> [Problem to work on]
Below are records; count the lines that contain "wykresu" and state only that count.
(Beginning of Dataset records)
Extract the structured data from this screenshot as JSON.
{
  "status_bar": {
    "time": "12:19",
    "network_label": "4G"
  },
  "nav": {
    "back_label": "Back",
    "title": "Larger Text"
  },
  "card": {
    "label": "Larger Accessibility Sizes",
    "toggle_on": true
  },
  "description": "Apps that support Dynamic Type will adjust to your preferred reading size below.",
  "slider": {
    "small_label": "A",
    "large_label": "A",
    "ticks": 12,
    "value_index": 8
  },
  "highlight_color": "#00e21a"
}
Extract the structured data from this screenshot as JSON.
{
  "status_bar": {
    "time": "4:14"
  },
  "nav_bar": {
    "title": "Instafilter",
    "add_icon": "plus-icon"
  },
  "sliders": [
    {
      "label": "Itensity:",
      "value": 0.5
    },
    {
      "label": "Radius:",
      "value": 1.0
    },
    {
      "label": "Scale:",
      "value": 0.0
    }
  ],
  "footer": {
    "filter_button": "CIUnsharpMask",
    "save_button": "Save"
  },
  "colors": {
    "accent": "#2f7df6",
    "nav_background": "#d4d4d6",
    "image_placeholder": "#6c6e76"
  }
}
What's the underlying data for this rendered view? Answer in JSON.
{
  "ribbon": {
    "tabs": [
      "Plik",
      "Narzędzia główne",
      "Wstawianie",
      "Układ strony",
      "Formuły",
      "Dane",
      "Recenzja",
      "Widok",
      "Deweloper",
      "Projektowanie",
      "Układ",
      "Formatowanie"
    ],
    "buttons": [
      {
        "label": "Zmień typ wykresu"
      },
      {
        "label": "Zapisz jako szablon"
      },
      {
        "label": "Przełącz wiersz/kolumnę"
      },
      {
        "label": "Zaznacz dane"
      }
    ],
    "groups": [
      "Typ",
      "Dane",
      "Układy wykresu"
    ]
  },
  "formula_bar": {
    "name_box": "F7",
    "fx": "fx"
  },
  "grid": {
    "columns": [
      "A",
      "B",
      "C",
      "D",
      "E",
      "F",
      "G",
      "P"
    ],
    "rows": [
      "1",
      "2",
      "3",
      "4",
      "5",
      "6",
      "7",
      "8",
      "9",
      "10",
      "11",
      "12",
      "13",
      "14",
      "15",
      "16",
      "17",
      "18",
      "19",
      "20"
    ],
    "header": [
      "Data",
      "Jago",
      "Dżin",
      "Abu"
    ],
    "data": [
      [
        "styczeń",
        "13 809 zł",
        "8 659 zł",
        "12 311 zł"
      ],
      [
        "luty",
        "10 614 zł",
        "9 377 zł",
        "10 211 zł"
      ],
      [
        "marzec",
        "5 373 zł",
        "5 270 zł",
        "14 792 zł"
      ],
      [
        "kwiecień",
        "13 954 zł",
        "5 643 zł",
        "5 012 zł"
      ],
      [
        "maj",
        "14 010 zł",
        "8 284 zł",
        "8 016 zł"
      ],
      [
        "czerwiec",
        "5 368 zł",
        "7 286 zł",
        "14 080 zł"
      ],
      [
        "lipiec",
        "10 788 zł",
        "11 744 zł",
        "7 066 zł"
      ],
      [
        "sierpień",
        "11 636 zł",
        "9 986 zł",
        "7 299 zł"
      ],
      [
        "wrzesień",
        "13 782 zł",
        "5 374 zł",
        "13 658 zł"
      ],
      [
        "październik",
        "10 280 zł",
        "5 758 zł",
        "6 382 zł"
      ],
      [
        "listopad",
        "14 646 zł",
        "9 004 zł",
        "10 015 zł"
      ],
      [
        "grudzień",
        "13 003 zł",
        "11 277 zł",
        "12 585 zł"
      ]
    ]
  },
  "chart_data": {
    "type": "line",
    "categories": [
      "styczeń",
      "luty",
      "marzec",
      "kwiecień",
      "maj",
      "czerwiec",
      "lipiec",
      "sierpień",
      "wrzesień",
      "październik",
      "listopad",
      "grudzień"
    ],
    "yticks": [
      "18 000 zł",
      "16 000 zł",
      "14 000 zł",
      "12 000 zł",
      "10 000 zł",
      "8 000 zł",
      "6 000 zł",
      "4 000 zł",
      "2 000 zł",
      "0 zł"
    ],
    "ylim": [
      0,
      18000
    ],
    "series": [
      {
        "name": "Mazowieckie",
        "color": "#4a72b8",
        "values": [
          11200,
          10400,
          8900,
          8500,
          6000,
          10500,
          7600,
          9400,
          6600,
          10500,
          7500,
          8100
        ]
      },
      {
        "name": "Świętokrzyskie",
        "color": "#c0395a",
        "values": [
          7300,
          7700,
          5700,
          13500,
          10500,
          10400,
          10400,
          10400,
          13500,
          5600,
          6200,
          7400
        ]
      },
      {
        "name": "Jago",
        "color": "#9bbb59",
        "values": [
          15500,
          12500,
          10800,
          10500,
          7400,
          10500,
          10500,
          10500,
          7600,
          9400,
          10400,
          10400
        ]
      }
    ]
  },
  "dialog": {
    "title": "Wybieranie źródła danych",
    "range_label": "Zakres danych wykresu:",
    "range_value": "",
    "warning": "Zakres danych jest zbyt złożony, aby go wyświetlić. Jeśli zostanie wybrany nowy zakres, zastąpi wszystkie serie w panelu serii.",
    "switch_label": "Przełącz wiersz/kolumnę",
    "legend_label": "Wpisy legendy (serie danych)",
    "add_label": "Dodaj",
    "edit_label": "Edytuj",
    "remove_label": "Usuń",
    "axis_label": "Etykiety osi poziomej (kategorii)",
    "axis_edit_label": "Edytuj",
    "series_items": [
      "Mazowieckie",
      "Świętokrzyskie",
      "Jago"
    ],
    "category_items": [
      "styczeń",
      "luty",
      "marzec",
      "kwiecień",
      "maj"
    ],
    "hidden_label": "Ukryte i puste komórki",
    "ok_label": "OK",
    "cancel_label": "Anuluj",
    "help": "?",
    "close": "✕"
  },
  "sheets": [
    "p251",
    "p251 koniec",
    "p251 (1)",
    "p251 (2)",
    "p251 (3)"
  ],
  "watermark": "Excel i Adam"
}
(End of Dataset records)
> [Solution]
3